I absolutely agree with John Lloyd (Letters, June 12) about improving achievement through curricular flexibility. My O-grades (1972) included four foreign languages, which I enjoyed. I omitted aesthetic and creative subjects altogether, thereby sparing those teachers the curse of a tone-deaf, hamfisted and reluctant pupil.
Encountering the situation again this year as the parent of an S2 boy, I wondered how he would fare with similar attributes. At Sanquhar Academy the rector personally discusses with all parents their children's options, and favours maximising strengths and minimising weaknesses as the selection principle. This results in fewer disgruntled pupils, better motivation and more parental support.
If a small rural secondary (under 400), with less room for curricular manoeuvring can achieve this, so can every school.
Further and higher education institutions and employers will surely prefer confident students with good results across a (perhaps) restricted range to "curriculum correct" mediocrities.
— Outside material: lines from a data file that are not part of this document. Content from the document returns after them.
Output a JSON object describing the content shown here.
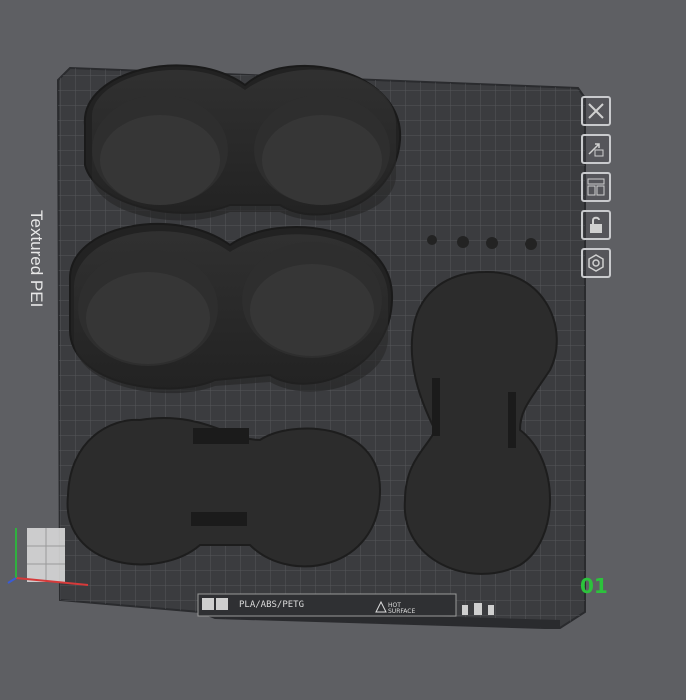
{
  "plate": {
    "side_text": "Textured PEI",
    "label": "PLA/ABS/PETG",
    "warning_line1": "HOT",
    "warning_line2": "SURFACE",
    "number": "01"
  },
  "toolbar": {
    "items": [
      {
        "name": "close",
        "icon": "close-icon"
      },
      {
        "name": "auto-orient",
        "icon": "orient-icon"
      },
      {
        "name": "arrange",
        "icon": "arrange-icon"
      },
      {
        "name": "lock",
        "icon": "lock-icon"
      },
      {
        "name": "settings",
        "icon": "gear-icon"
      }
    ]
  },
  "colors": {
    "background": "#5e5f63",
    "plate": "#3b3c3f",
    "grid": "#55575b",
    "model": "#2b2b2b",
    "accent_green": "#2cc33c",
    "axis_red": "#d63a3a",
    "axis_blue": "#3a5bd6",
    "axis_green": "#2fb03f"
  }
}
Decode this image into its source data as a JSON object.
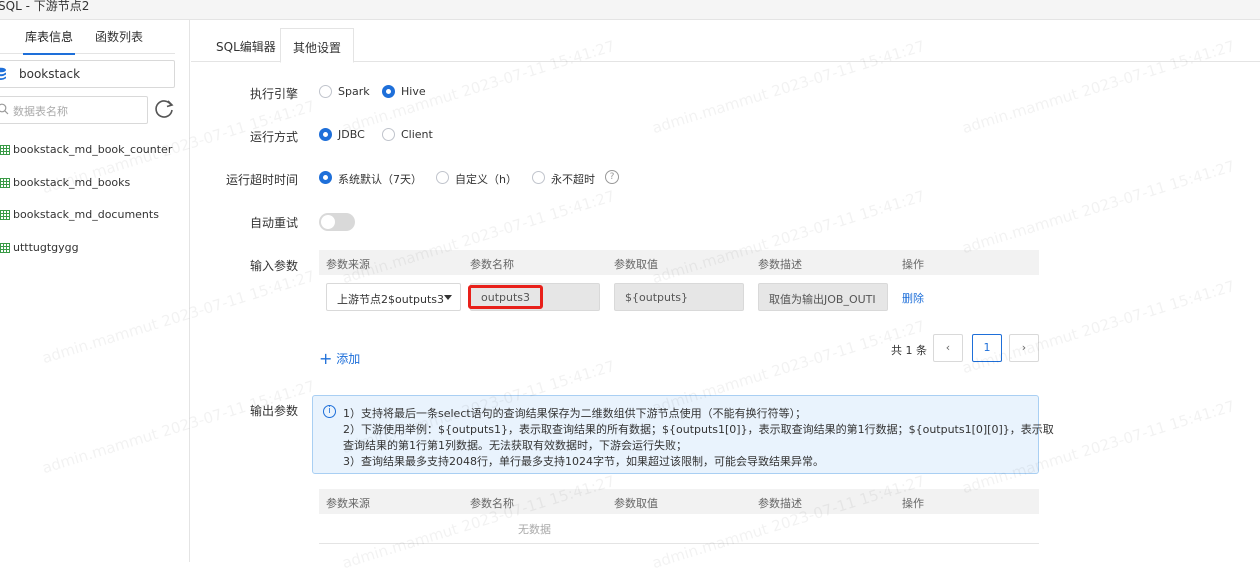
{
  "window": {
    "title": "SQL - 下游节点2"
  },
  "sidebar": {
    "tabs": [
      {
        "label": "库表信息"
      },
      {
        "label": "函数列表"
      }
    ],
    "database": "bookstack",
    "search_placeholder": "数据表名称",
    "tables": [
      {
        "label": "bookstack_md_book_counter"
      },
      {
        "label": "bookstack_md_books"
      },
      {
        "label": "bookstack_md_documents"
      },
      {
        "label": "utttugtgygg"
      }
    ]
  },
  "main": {
    "tabs": [
      {
        "label": "SQL编辑器"
      },
      {
        "label": "其他设置"
      }
    ],
    "engine": {
      "label": "执行引擎",
      "options": [
        "Spark",
        "Hive"
      ],
      "selected": "Hive"
    },
    "run_mode": {
      "label": "运行方式",
      "options": [
        "JDBC",
        "Client"
      ],
      "selected": "JDBC"
    },
    "timeout": {
      "label": "运行超时时间",
      "options": [
        "系统默认（7天）",
        "自定义（h）",
        "永不超时"
      ],
      "selected": "系统默认（7天）",
      "help": "?"
    },
    "auto_retry": {
      "label": "自动重试",
      "on": false
    },
    "input_params": {
      "label": "输入参数",
      "columns": [
        "参数来源",
        "参数名称",
        "参数取值",
        "参数描述",
        "操作"
      ],
      "row": {
        "source": "上游节点2$outputs3",
        "name": "outputs3",
        "value": "${outputs}",
        "desc": "取值为输出JOB_OUTI",
        "action": "删除"
      },
      "add_label": "添加",
      "total": "共 1 条",
      "page": "1",
      "prev": "‹",
      "next": "›"
    },
    "output_params": {
      "label": "输出参数",
      "info_lines": [
        "1）支持将最后一条select语句的查询结果保存为二维数组供下游节点使用（不能有换行符等）；",
        "2）下游使用举例：${outputs1}，表示取查询结果的所有数据；${outputs1[0]}，表示取查询结果的第1行数据；${outputs1[0][0]}，表示取",
        "查询结果的第1行第1列数据。无法获取有效数据时，下游会运行失败；",
        "3）查询结果最多支持2048行，单行最多支持1024字节，如果超过该限制，可能会导致结果异常。"
      ],
      "columns": [
        "参数来源",
        "参数名称",
        "参数取值",
        "参数描述",
        "操作"
      ],
      "empty_text": "无数据"
    }
  },
  "watermark": "admin.mammut 2023-07-11 15:41:27",
  "colors": {
    "accent": "#1e6fd9",
    "highlight": "#e8201a",
    "info_bg": "#e9f3fd"
  }
}
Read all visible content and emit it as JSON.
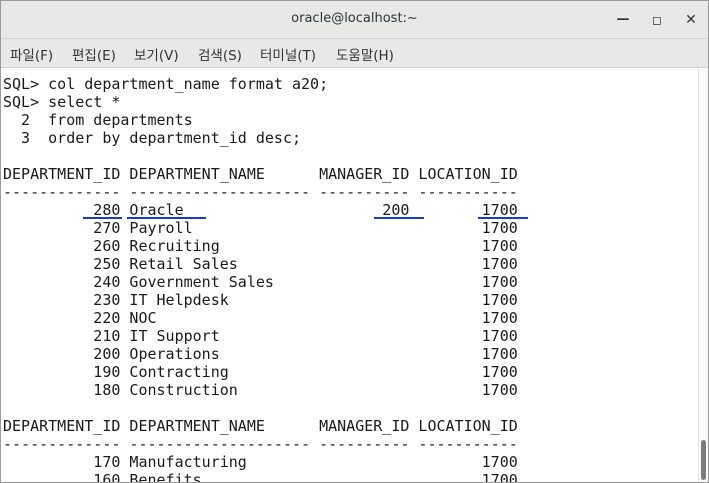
{
  "window": {
    "title": "oracle@localhost:~"
  },
  "menu": [
    "파일(F)",
    "편집(E)",
    "보기(V)",
    "검색(S)",
    "터미널(T)",
    "도움말(H)"
  ],
  "terminal": {
    "lines": [
      "SQL> col department_name format a20;",
      "SQL> select *",
      "  2  from departments",
      "  3  order by department_id desc;",
      "",
      "DEPARTMENT_ID DEPARTMENT_NAME      MANAGER_ID LOCATION_ID",
      "------------- -------------------- ---------- -----------",
      "          280 Oracle                      200        1700",
      "          270 Payroll                                1700",
      "          260 Recruiting                             1700",
      "          250 Retail Sales                           1700",
      "          240 Government Sales                       1700",
      "          230 IT Helpdesk                            1700",
      "          220 NOC                                    1700",
      "          210 IT Support                             1700",
      "          200 Operations                             1700",
      "          190 Contracting                            1700",
      "          180 Construction                           1700",
      "",
      "DEPARTMENT_ID DEPARTMENT_NAME      MANAGER_ID LOCATION_ID",
      "------------- -------------------- ---------- -----------",
      "          170 Manufacturing                          1700",
      "          160 Benefits                               1700"
    ]
  },
  "annotation": {
    "color": "#1a3cc4"
  }
}
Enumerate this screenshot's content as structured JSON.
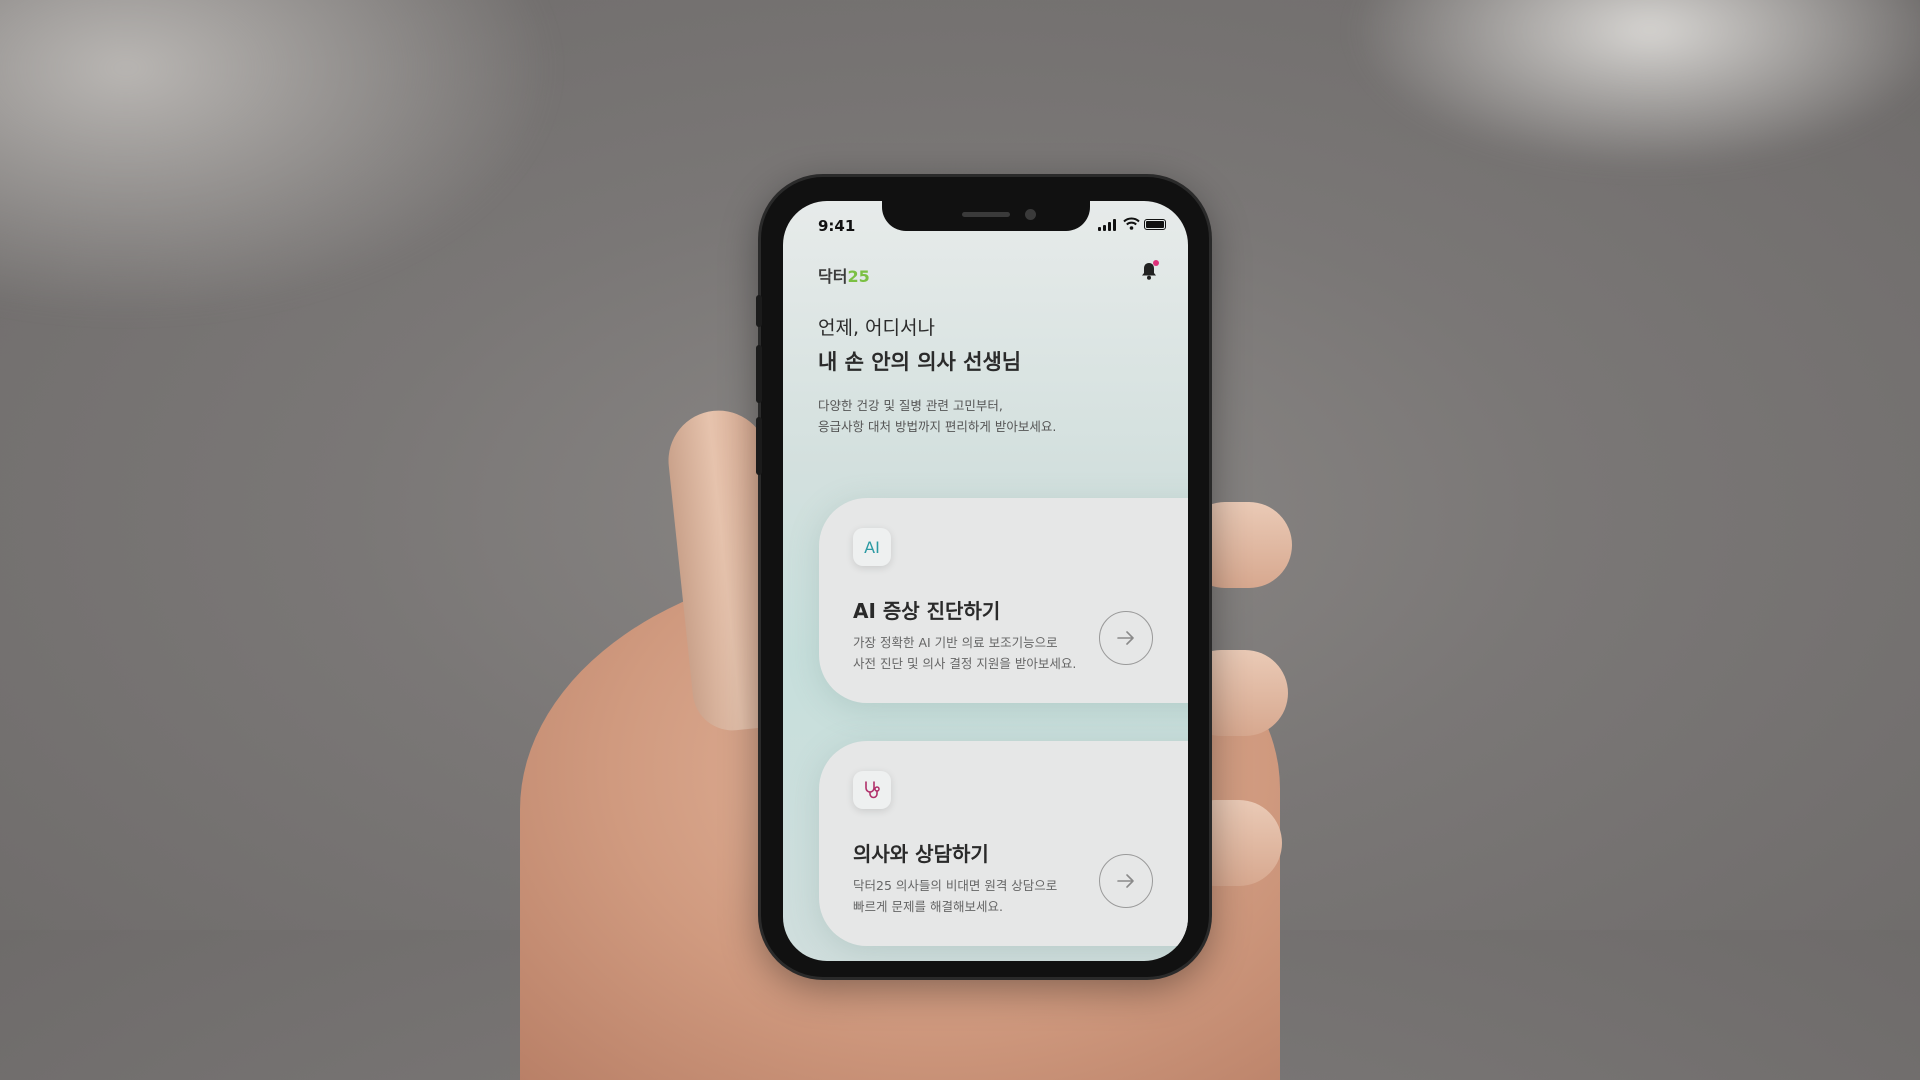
{
  "status_bar": {
    "time": "9:41"
  },
  "header": {
    "logo_text": "닥터",
    "logo_number": "25"
  },
  "hero": {
    "line1": "언제, 어디서나",
    "line2": "내 손 안의 의사 선생님",
    "desc_line1": "다양한 건강 및 질병 관련 고민부터,",
    "desc_line2": "응급사항 대처 방법까지 편리하게 받아보세요."
  },
  "cards": [
    {
      "icon_label": "AI",
      "icon": "ai-badge-icon",
      "title": "AI 증상 진단하기",
      "desc_line1": "가장 정확한 AI 기반 의료 보조기능으로",
      "desc_line2": "사전 진단 및 의사 결정 지원을 받아보세요."
    },
    {
      "icon": "stethoscope-icon",
      "title": "의사와 상담하기",
      "desc_line1": "닥터25 의사들의 비대면 원격 상담으로",
      "desc_line2": "빠르게 문제를 해결해보세요."
    }
  ],
  "colors": {
    "brand_green": "#7bc043",
    "ai_teal": "#2c9aa3",
    "stethoscope": "#b0306a",
    "notification_dot": "#e0307a"
  }
}
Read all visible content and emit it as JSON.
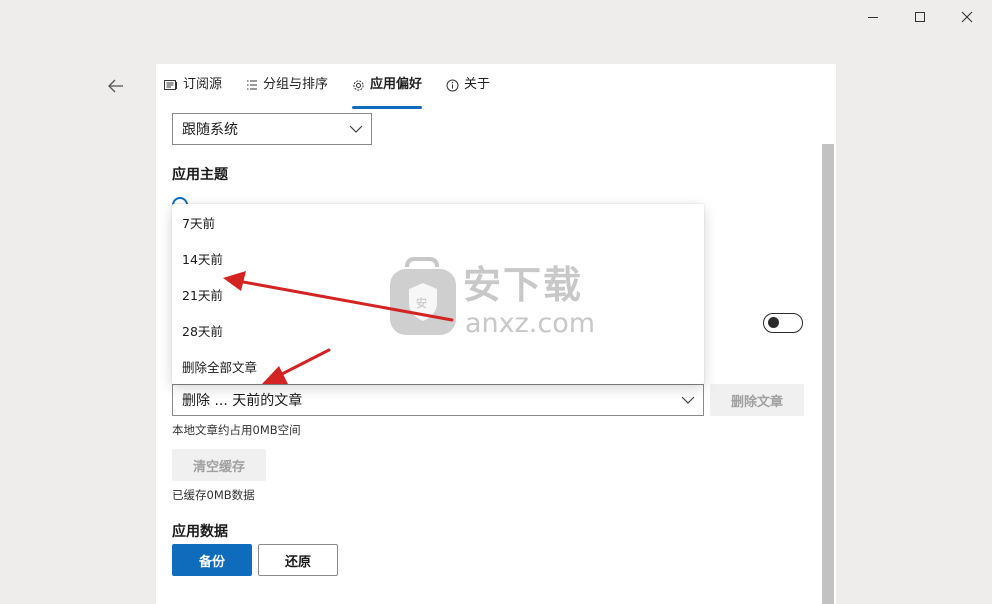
{
  "tabs": [
    {
      "label": "订阅源",
      "icon": "feed-icon"
    },
    {
      "label": "分组与排序",
      "icon": "list-icon"
    },
    {
      "label": "应用偏好",
      "icon": "gear-icon"
    },
    {
      "label": "关于",
      "icon": "info-icon"
    }
  ],
  "language_select": {
    "value": "跟随系统"
  },
  "theme": {
    "title": "应用主题"
  },
  "delete_dropdown": {
    "options": [
      "7天前",
      "14天前",
      "21天前",
      "28天前",
      "删除全部文章"
    ]
  },
  "delete_select": {
    "value": "删除 ... 天前的文章"
  },
  "delete_button": {
    "label": "删除文章"
  },
  "storage": {
    "text": "本地文章约占用0MB空间"
  },
  "clear_cache_button": {
    "label": "清空缓存"
  },
  "cache": {
    "text": "已缓存0MB数据"
  },
  "app_data": {
    "title": "应用数据",
    "backup_label": "备份",
    "restore_label": "还原"
  },
  "watermark": {
    "cn": "安下载",
    "url": "anxz.com"
  },
  "colors": {
    "accent": "#0f6cbd",
    "background": "#eeedeb",
    "annotation_arrow": "#d42323"
  }
}
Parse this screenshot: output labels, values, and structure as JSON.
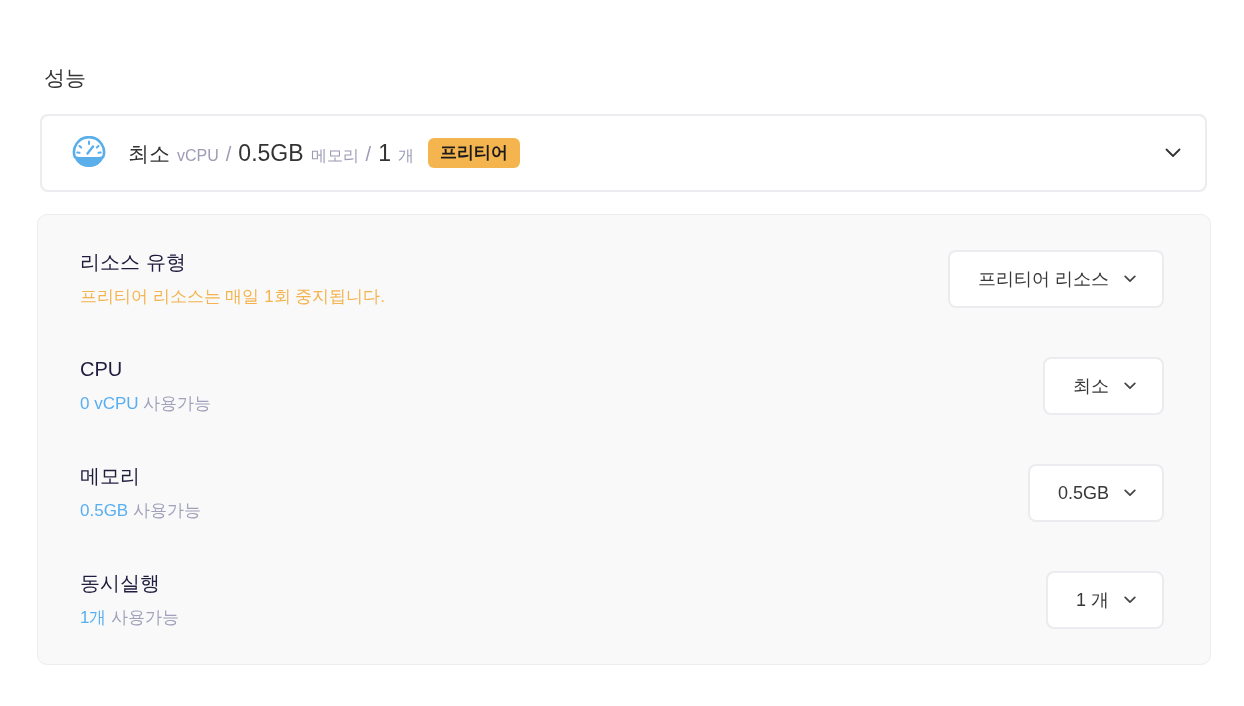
{
  "section": {
    "title": "성능"
  },
  "summary": {
    "expanded": true,
    "parts": [
      {
        "kind": "value",
        "text": "최소"
      },
      {
        "kind": "unit",
        "text": "vCPU"
      },
      {
        "kind": "separator",
        "text": "/"
      },
      {
        "kind": "value",
        "text": "0.5GB"
      },
      {
        "kind": "unit",
        "text": "메모리"
      },
      {
        "kind": "separator",
        "text": "/"
      },
      {
        "kind": "value",
        "text": "1"
      },
      {
        "kind": "unit",
        "text": "개"
      }
    ],
    "badge": "프리티어"
  },
  "settings": [
    {
      "label": "리소스 유형",
      "kind": "note",
      "note": "프리티어 리소스는 매일 1회 중지됩니다.",
      "value": "프리티어 리소스"
    },
    {
      "label": "CPU",
      "kind": "availability",
      "amount": "0 vCPU",
      "note": "사용가능",
      "value": "최소"
    },
    {
      "label": "메모리",
      "kind": "availability",
      "amount": "0.5GB",
      "note": "사용가능",
      "value": "0.5GB"
    },
    {
      "label": "동시실행",
      "kind": "availability",
      "amount": "1개",
      "note": "사용가능",
      "value": "1 개"
    }
  ]
}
Strait jacketing students into an inflexible, Munn-and-Dunning-derived curriculum is as inappropriate today as serving up mince, mash and mushy peas for school dinners.
Ms HM Wilson Motherwell College